NEWS! We are making Salt-Rising Bread again
CLICK ON THE FIRST PHOTO, THEN SCROLL THROUGH TO SEE ENLARGED IMAGES
Early American Toaster Bread & Muffins
made from the historical recipe for
After many tries (a few good batches, and a few not so good ones) we finally sent head bread baker Mike King, to a bakery in Western PA to learn the art of making this uniquely American bread.
I grew up in Binghamton, NY where in the 60′s and 70′s, a few bakeries still made Salt-Rising. By the 90′s my parents were driving to Owego, NY to get it. After that bakery closed, my father succeeded in nagging me enough to go back to making it at Crossroads.

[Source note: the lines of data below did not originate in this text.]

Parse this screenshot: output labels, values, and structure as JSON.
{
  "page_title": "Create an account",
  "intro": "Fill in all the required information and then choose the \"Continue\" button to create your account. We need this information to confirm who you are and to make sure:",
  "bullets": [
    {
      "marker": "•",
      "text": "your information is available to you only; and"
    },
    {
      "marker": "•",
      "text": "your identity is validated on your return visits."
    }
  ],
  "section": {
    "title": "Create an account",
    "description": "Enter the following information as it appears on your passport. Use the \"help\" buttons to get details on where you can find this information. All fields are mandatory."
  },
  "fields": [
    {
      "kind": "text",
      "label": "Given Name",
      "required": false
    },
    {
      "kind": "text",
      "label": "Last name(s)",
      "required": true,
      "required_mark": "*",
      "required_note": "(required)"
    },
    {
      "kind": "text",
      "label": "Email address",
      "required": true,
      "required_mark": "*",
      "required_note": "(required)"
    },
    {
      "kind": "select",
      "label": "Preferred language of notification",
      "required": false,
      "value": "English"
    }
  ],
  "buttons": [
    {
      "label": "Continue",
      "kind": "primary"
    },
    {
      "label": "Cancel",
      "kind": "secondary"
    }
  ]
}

We did make it in the early years at the bakery, and a few customers would remind us about it, and like my dad, kindly nudged us along to make it again. But it is such pain-in-the-neck bread to make! We soon stopped bothering with it. At Crossroads we are very used to monitoring starters, feeding sourdough moms 3 times a day and basically being a slave to many different fermentations going on around us. But this particular starter is just so finicky!
After I asked Mike to attempt another batch (my dad was visiting in a few days…), he proposed that I send him to a bakery that makes it commercially. He said he would be willing to stay a few days and bake with them to learn the craft. What a brilliant idea, why didn’t I think of that! So I called Rising Creek Bakery in Mt. Morris, PA, and they were thrilled to have a baker from Crossroads work with them a few days as well. So, we set up and exchange. We taught them our method of making croissant, and they taught us how the heck to make Salt-Rising Bread perfect every time! They were lovely people and we thank them for the opportunity for the exchange.
Salt-Rising is a generally considered a dense white bread. I wanted to make our version unique, and in doing so, I decided to alter the flour in our version for a few reasons. First, I like a bit of whole wheat or grain in my breakfast toast, but also, I wanted to replicate what might be found in the original bread the Early Americans would have made. They didn’t have the high tech refining facilities we have now, so their white flour would have been a “dirty” flour. In other words, there might have been specks of rye, or buckwheat and some bran in it. So you will find that our Salt-Rising is not perfectly white, we made up our own “dirty” flour to add more flavor, nutrition and texture.
If you are here on the day we are growing the starter, you will unfortunately observe how badly it smells – like a nasty ripe cheese. Well, that is what makes it so good as well! Salt-Rising Bread is also know as a “mock” cheese bread because of the taste it has when you toast it. And toasting it is what it is all about (read in “your comments” a post about salt rising from a mail order customer in California).
Because Doylestown has no idea what this bread is all about, I decided to give it another name, “Early American Toasting Bread”. I think it better describes the history of the bread, and how best to enjoy it. We also decided to make Toaster Muffins out of them because then our customers would automatically toast them and find out what this bread is all about. We couldn’t call them English Muffins, for one because they are American, and also because they do not have the nooks and crannies you’ll find in an English muffin. After all, I am not out looking for complaints!
Salt Rising is made about every two weeks at the bakery, but it is kept in the freezer for everyday availability. Please let us know how you like it!
To learn everything you need to know about this unique bread, visit this website!
There are no comments on this entry.